At a recent conference, CompTIA CEO Todd Thibodeaux suggested that it would be sensible to allocate 10% of a company’s IT budget to providing security, and yet the evidence suggests that in reality this is often not the case. For example, a Gartner survey recently found that the industry average spend on IT security is only about five percent. Perhaps even more startling is a report by the Ponemon Institute, Cenzic and Barracuda Networks which found that 88% of companies surveyed indicate they spend more on coffee than they do on securing Web applications!

In my experience this isn’t unusual. If we took a poll across a cross section of small businesses I suspect many would say they either don’t have a specific budgetary allocation for IT security or that it is a minimal amount. So why is there a shortfall between the professionally suggested levels and the reality of IT security within the business world?

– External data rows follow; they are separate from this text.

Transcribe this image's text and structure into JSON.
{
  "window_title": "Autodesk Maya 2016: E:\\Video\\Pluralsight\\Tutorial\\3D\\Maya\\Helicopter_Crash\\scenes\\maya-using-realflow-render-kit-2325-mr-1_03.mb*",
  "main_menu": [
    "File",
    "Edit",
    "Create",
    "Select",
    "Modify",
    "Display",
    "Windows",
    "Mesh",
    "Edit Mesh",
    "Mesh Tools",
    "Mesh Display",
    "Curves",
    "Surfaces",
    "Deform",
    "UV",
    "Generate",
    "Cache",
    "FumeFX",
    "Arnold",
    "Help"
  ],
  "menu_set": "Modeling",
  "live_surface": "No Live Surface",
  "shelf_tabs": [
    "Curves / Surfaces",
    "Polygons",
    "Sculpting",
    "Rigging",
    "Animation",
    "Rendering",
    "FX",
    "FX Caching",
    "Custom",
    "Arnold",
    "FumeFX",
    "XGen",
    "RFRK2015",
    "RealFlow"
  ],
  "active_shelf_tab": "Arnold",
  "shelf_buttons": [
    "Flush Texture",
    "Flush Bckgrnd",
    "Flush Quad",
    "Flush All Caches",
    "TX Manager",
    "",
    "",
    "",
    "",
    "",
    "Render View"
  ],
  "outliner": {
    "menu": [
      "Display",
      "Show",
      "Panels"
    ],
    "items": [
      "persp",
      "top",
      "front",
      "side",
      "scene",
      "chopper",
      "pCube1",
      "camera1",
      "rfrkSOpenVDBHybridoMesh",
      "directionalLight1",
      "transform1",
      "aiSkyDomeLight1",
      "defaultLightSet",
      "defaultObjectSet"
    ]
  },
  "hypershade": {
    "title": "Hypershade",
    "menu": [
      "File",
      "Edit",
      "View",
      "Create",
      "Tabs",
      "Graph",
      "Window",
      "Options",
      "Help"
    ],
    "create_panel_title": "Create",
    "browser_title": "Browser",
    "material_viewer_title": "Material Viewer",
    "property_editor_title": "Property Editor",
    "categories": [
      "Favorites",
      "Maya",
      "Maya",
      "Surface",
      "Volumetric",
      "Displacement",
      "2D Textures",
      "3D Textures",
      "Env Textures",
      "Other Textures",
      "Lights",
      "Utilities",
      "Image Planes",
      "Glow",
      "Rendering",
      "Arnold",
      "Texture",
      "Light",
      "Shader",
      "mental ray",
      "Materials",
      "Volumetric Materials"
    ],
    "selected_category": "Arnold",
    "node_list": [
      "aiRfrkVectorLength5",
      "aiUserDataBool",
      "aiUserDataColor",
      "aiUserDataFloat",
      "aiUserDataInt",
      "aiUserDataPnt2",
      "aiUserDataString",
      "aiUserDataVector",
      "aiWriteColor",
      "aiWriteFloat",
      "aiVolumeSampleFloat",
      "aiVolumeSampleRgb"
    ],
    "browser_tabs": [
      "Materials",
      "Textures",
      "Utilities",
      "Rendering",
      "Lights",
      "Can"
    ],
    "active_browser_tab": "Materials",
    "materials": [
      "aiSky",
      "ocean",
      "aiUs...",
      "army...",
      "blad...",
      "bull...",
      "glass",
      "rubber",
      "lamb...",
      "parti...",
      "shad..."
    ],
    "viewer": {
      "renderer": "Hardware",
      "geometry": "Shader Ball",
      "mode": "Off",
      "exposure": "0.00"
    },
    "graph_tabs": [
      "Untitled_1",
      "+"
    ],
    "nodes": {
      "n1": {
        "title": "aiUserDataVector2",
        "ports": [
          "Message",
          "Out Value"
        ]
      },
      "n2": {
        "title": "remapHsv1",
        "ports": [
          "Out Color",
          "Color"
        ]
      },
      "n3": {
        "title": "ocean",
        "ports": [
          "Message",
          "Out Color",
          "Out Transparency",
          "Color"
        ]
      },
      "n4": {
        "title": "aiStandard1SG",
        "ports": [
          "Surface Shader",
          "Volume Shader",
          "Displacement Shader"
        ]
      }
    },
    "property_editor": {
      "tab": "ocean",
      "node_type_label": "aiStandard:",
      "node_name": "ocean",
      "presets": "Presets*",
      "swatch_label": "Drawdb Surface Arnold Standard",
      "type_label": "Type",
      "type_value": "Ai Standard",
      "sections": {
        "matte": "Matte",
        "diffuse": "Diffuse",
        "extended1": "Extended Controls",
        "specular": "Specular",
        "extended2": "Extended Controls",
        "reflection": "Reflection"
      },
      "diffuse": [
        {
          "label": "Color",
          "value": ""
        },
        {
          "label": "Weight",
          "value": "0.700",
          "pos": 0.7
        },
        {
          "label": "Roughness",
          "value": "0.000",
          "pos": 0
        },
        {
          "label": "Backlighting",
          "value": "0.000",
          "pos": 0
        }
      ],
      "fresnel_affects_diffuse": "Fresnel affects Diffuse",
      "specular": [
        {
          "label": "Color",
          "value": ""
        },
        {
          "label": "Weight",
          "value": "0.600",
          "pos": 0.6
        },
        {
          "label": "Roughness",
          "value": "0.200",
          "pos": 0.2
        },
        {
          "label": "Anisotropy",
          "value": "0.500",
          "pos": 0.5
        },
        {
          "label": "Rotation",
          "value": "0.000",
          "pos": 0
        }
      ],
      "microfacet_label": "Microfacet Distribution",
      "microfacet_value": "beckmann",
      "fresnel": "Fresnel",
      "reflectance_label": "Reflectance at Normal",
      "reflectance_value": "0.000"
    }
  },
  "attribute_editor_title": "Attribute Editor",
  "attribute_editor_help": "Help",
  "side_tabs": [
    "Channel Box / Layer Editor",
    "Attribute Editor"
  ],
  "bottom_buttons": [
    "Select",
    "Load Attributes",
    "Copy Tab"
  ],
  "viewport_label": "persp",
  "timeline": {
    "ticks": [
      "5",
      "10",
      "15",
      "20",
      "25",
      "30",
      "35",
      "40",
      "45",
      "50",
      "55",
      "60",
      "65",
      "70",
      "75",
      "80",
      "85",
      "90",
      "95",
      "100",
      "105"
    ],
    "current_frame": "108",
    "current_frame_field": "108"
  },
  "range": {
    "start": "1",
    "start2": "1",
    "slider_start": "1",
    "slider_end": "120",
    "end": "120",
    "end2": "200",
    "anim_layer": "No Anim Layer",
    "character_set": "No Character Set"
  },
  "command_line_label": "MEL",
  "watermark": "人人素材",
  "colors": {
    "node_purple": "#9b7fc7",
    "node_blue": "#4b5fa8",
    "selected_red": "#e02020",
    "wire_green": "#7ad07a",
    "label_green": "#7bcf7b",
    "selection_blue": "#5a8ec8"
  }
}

Having spoken to and worked with countless IT managers and business owners the anecdotal evidence is that providing IT security is, to many, a task with somewhat intangible benefits. Like buying insurance, investing in IT security doesn’t give an immediate, visible, business benefit in the same way that purchasing a smartphone or company car does. In fact, very much like insurance, it’s a purchase that will only really remind you of its worth when disaster strikes — and then it will also make it very evident whether you have bought the right or wrong product for your needs.

Whilst failing to find the right level of protection could potentially leave your business open to serious problems, paying over the odds for products you don’t need makes equally bad business sense. So like most business decisions, finding the right balance is vital. The suggested 10% of budget may be a good guide, but naturally all organisations are different and the appropriate amount will vary depending on a wide range of factors, including the type of business and the potential threats to it.

When considering IT security for a business it is vital to understand the types of threats that could be a problem and the weak points in the organisation that leave it vulnerable. For companies that run an online ordering or sales system this could mean a specific threat to customer’s account or financial details by IT-savvy criminals. Most businesses hold personal details on their systems and there is a potential risk that these can be hacked remotely without proper protection being in place. At the most basic level, all businesses are open to threats via email viruses or lax security at the organisation’s premises, both on a physical level and also with regards to IT safeguards.

The physical security of premises is a vital, if sometimes overlooked consideration with regards to information security. Allowing unauthorised people to enter the premises opens up the likelihood that a malicious visitor could infiltrate systems and pilfer valuable information or even remove hardware. Despite the ability to remotely hack business systems, physical intruders are still a very real danger.

Businesses often forget the protection they already have through existing IT investments, which may not be fully utilised. Business systems often incorporate a certain degree of security built in, such as password protection which is vital to IT security. A robust policy that ensures employees and the management use unobvious and hard-to-break codes will significantly tighten security, as long as users don’t just keep the details on their desk!

Despite all the planning, in my experience many organisations lapse in their IT security from time to time, often when security software needs upgrading or renewing. Being an ‘out of sight, out of mind’ technology, cash-starved businesses may let this important stage slip and undoubtedly this can be one of the most vulnerable periods for IT security within an organisation.

Much like insurance, IT security is something that will cost a business dearly if it doesn’t consider the potential ramifications of not having the right cover in place. Whilst additional financial outlay is never welcome, IT security should be seen as a necessity much like other critical business expenses such as telephones or an office. After all, you wouldn’t do without fire alarms and fire extinguishers just because you haven’t had a fire!

By Robert May, Managing Director, ramsac